EXERCISE BRIEF ▸
Only a number is expected in reply: the count of lines below where the word "time" occurs.

(MATERIALS PROVIDED begins)

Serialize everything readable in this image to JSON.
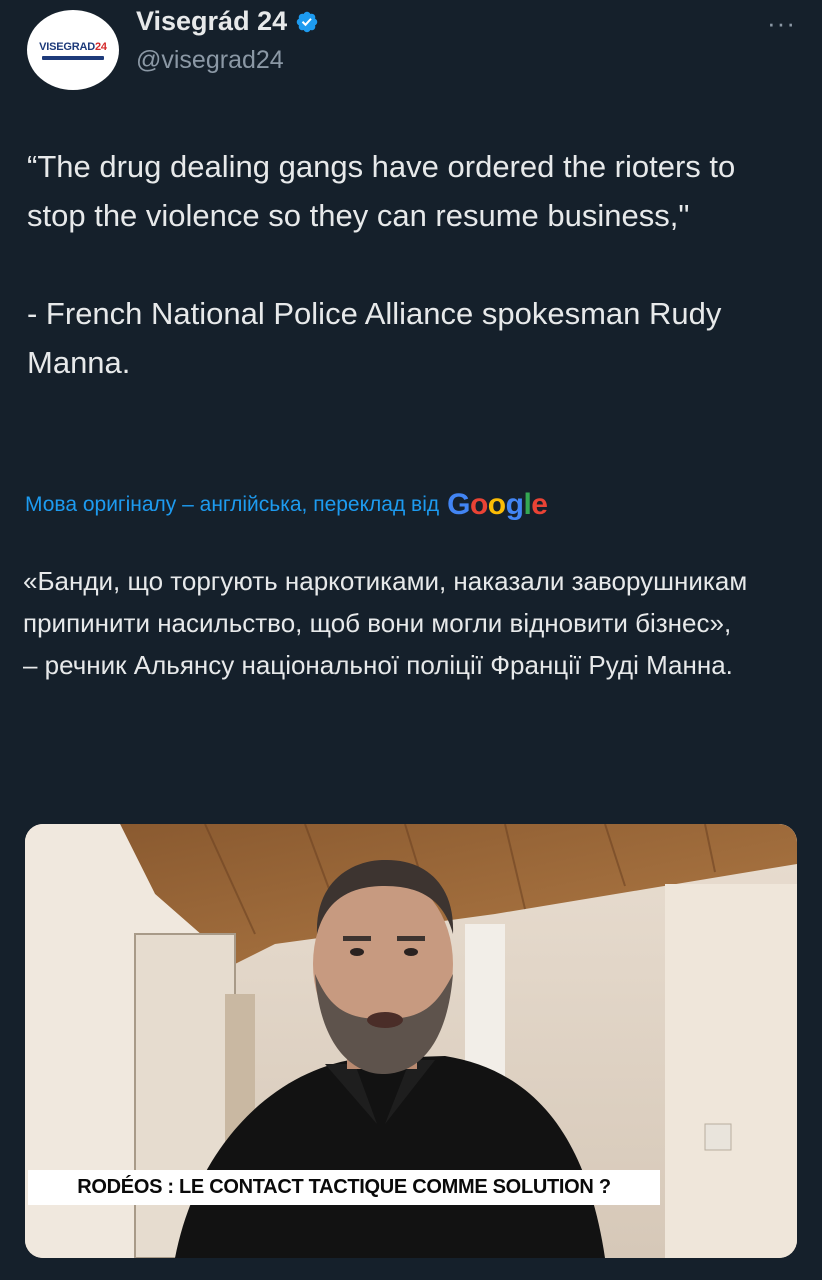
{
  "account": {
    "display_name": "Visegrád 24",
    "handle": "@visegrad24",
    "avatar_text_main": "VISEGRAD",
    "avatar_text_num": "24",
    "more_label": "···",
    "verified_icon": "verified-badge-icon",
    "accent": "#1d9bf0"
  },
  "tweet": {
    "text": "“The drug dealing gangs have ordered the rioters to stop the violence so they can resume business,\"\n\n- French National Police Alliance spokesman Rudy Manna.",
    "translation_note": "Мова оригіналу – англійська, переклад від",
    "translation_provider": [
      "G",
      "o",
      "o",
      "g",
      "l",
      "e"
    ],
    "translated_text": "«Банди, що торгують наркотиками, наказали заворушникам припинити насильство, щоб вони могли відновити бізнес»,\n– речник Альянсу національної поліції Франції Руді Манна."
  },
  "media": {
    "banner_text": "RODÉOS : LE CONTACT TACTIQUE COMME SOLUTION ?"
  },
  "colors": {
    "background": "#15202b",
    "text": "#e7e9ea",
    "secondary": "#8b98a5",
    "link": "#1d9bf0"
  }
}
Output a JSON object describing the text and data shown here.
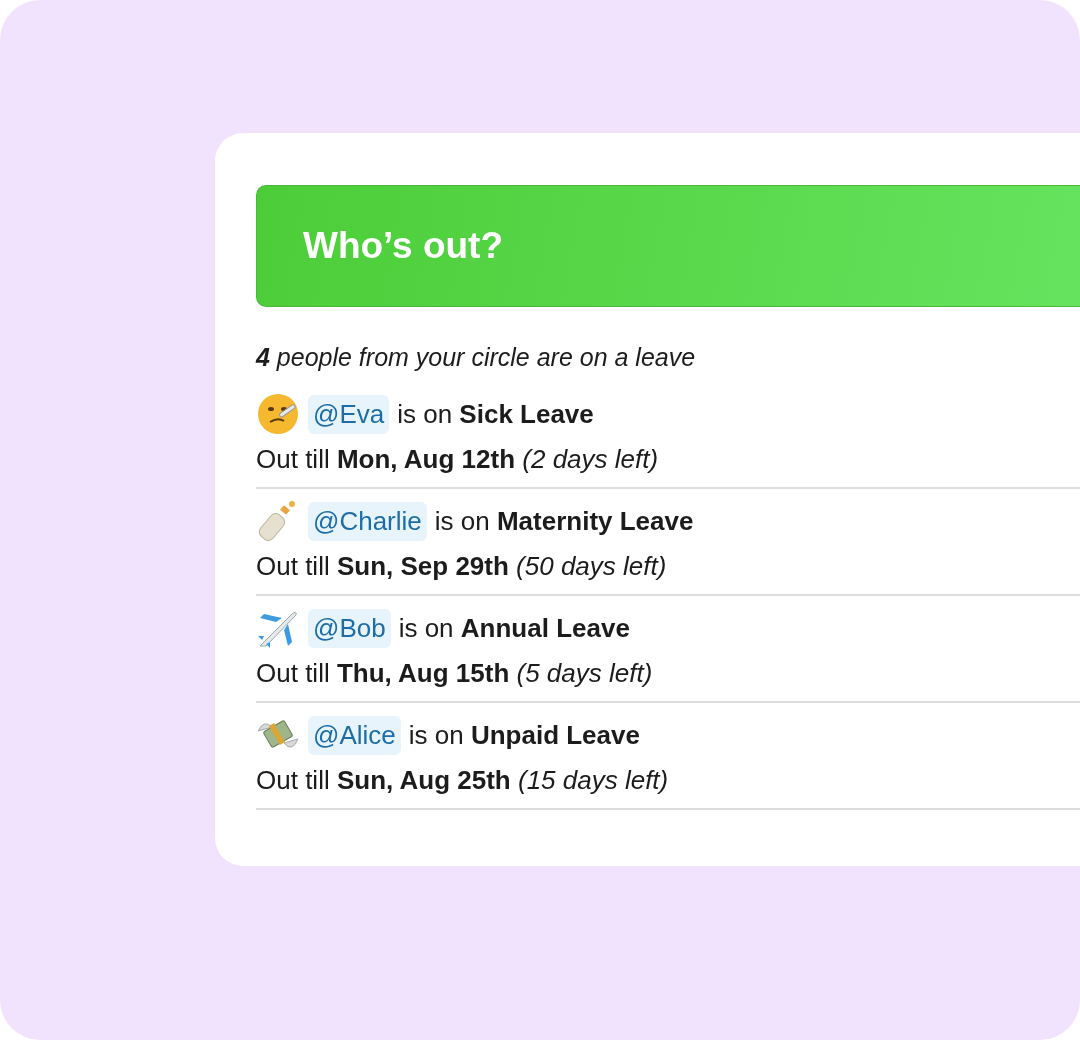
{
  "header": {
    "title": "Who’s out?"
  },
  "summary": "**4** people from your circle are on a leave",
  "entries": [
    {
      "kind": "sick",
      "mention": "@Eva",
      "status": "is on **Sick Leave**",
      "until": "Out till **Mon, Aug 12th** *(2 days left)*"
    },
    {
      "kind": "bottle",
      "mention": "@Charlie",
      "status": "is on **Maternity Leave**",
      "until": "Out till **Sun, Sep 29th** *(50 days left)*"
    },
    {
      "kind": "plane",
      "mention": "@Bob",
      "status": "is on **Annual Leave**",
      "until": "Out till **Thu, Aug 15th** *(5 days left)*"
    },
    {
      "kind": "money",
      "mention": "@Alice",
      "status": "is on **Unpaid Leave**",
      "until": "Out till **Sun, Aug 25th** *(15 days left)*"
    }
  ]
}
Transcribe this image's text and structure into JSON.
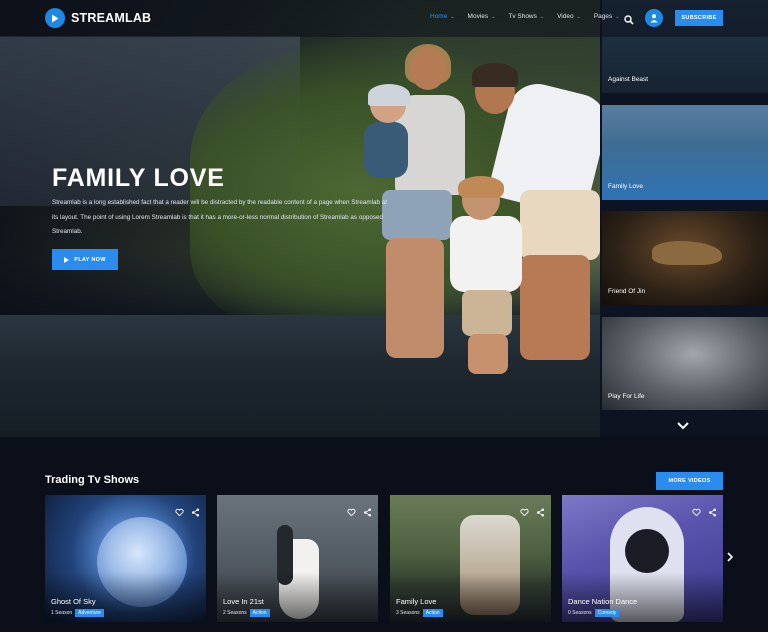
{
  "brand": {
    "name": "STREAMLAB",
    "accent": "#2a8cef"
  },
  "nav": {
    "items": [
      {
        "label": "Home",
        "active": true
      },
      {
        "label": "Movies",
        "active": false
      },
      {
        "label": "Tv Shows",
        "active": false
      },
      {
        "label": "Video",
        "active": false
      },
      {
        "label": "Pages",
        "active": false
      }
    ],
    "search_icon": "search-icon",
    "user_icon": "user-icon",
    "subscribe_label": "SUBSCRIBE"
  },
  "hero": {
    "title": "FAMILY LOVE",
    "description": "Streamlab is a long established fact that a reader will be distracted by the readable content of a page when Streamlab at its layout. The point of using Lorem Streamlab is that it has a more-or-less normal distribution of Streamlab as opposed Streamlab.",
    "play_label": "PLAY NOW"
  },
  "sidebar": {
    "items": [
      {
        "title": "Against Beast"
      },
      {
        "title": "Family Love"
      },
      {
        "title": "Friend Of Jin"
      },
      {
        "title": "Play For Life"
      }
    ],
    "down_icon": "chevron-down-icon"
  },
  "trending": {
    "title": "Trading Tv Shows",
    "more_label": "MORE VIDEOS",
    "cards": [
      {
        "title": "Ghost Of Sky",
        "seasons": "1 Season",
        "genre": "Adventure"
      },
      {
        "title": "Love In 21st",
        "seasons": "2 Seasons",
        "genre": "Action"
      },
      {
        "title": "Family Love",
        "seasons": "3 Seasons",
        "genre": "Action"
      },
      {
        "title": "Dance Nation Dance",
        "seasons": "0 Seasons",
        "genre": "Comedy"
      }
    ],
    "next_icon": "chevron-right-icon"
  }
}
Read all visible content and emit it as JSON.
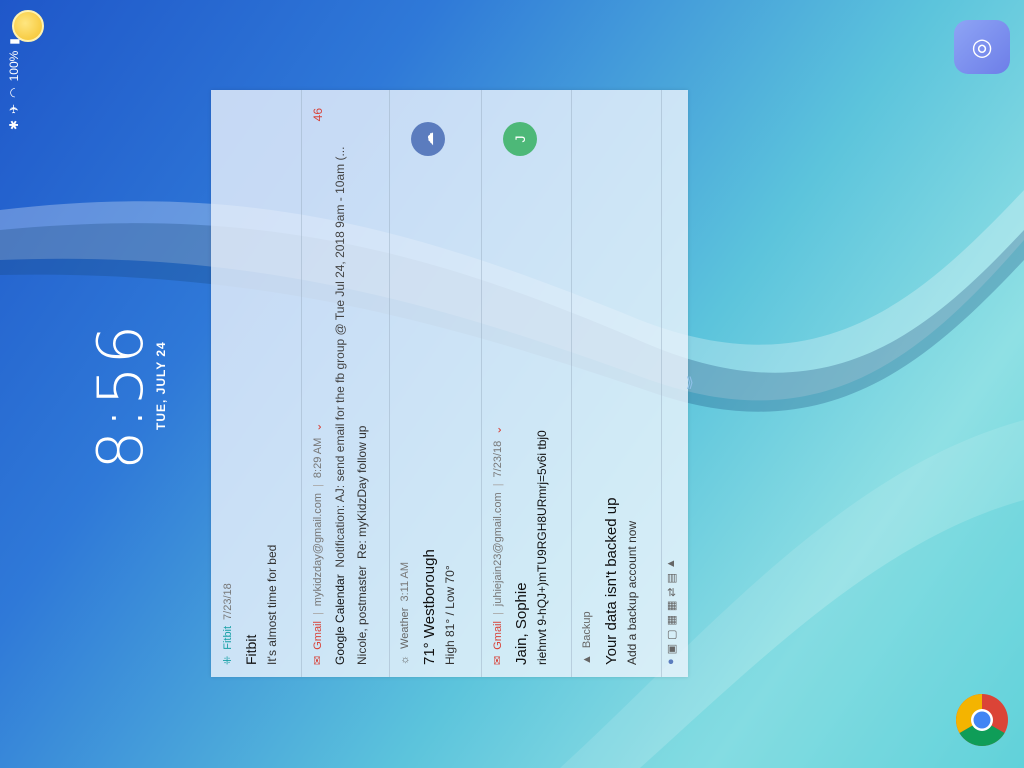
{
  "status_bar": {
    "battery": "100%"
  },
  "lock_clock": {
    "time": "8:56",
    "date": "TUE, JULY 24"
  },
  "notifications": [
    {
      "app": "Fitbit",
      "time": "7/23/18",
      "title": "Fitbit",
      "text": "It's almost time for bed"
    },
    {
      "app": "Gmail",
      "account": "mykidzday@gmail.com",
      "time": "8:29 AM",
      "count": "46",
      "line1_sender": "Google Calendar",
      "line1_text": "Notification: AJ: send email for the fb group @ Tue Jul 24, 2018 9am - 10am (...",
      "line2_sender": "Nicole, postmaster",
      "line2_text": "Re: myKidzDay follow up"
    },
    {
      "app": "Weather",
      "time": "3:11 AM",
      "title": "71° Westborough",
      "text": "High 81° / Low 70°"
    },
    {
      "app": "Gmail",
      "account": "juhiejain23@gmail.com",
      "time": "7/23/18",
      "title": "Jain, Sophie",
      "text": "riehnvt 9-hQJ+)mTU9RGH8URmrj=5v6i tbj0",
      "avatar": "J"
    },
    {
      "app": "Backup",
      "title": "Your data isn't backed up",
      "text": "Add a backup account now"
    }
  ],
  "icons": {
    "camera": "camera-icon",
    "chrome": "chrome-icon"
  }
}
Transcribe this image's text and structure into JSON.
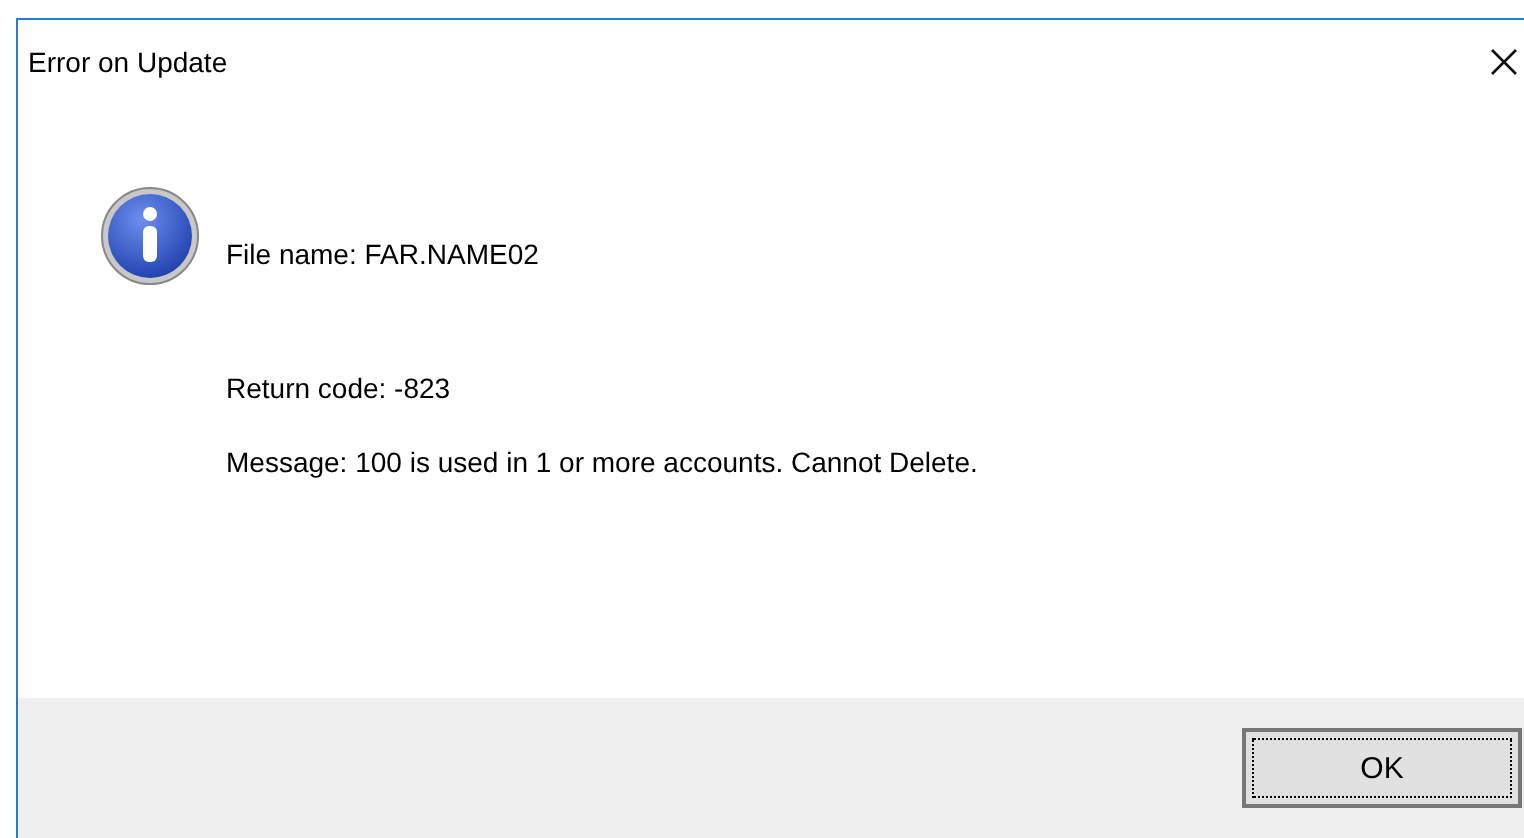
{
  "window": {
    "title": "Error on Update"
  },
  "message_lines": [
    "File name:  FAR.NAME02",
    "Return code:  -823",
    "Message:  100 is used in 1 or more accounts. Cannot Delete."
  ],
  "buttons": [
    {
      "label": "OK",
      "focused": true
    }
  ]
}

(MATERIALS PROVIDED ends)

EXERCISE ANSWER ▸
6